We spent two nights at Killicrankie on Flinder’s Island due to gail force weather, and met a chap that gave us a lift across the island to Whitemark so we could grab a pub meal, all we had to do for him was move a cabinet…2 hours of back-breaking work later (we ended up moving his entire shop for him) we finally were able to tuck into a quiet beer and schnitzel.
In typical Cas and Jonesy style, we had planned the crossing extremely well but didn’t have much of clue what to do when we reached the other side! A friend of mine from uni days had offered to pick us up but we had neglected to get maps or directions to this non-descript bay on Tassie’s coast. Luckily I had looked at some maps when we were at the map shop[ 3 weeks earlier and somehow managed to remember how to direct someone along the roads to our spot! (Thanks Esra for the lift back to civilisation!)
Interestingly we came across the worst seas on a day with a fairly benign weather outlook. The tides cause huge currents to roar across the strait from East to West and reverse. When they hit a land mass the currents then flow north and south. Coming around one point on Flinder’s Island we had the wind opposing the direction of the current and although we were only expecting seas of 1m or so were shocked to find ourselves in standing waves of around 3-4metres…glad we didn’t roll

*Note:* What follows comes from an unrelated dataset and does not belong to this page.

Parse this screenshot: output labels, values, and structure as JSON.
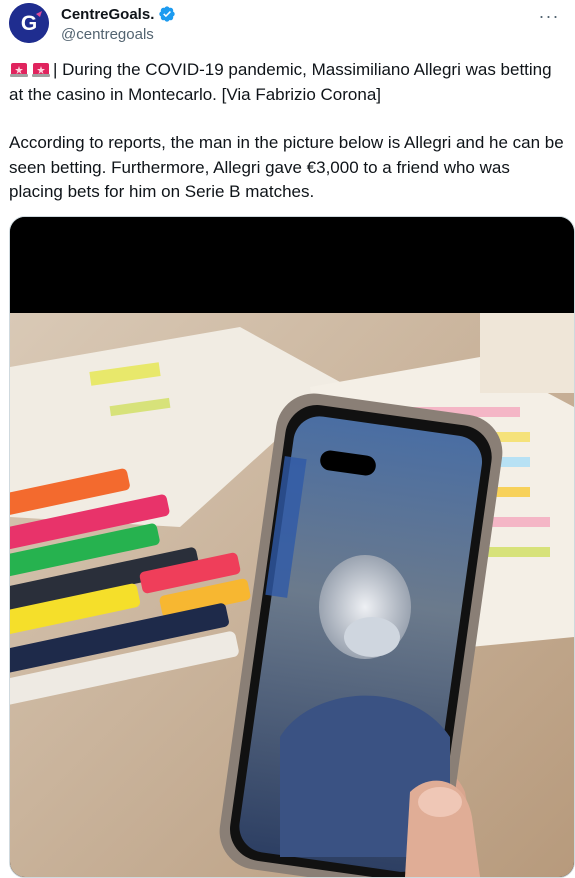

We paddled a double Pittarak kayak across Bass Strait. It was the third time this kayak had crossed the strait and she took great care of us!